Years ago I did an article about then-current research into female sexuality and interviewed Beverly Whipple (co-author of The G Spot) and Barry Komisaruk, two scientists at Rutgers quoted in the New Scientist story. During my research I talked to women who were able to have orgasm all sorts of ways. One only needed some gentle stroking of her lower back, another only required her partner to blow in her ear.  Several could simply fantasize themselves to orgasm, the ultimate, “Look Ma, no hands!”  While I was working on the story I went to dinner with three female friends – we had worked at the same office – and when I mentioned the women who were able to think themselves to orgasm, two of them said, “Oh, yeah, I can do that.” One said when going on long plane rides she reclines her seat, closes her eyes, and comes. I realized then why they sometimes looked distracted during long, dull editorial meetings.

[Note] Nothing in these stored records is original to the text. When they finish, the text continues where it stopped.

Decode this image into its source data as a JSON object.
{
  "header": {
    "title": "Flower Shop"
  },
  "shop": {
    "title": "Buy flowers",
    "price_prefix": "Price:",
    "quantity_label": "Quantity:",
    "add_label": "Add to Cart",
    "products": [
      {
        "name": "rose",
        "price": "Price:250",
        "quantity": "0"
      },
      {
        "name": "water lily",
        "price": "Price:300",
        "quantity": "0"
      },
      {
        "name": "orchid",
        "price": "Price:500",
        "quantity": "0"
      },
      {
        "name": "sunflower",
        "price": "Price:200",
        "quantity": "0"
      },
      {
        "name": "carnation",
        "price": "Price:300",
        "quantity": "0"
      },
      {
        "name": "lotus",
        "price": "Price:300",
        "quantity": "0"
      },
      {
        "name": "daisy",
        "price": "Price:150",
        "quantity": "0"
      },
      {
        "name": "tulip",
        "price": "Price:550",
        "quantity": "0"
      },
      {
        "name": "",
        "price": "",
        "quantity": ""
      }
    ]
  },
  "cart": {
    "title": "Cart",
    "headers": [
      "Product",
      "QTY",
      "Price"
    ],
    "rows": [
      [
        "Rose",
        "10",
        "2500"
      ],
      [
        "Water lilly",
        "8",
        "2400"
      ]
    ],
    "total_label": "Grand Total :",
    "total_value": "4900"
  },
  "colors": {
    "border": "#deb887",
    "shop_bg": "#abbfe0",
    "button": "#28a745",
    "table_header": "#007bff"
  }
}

Komisaruk is quoted as saying when he tells his male neuroscientist colleagues about how erotically charged female nipples are – the fMRI results show “a direct link between the nipples and the genitals” – his male neuroscientist colleagues are stunned. This is in part because the previous map of how the human sensory system is wired was based on men, and male nipples are generally not that exciting to their owners. When Komisaruk tells his female neuroscientist colleagues about this discovery they say, “Well, yeah?” Maybe a lesson here is that we need more female scientists investigating female sexuality and the male scientists in this field should get out of the lab more.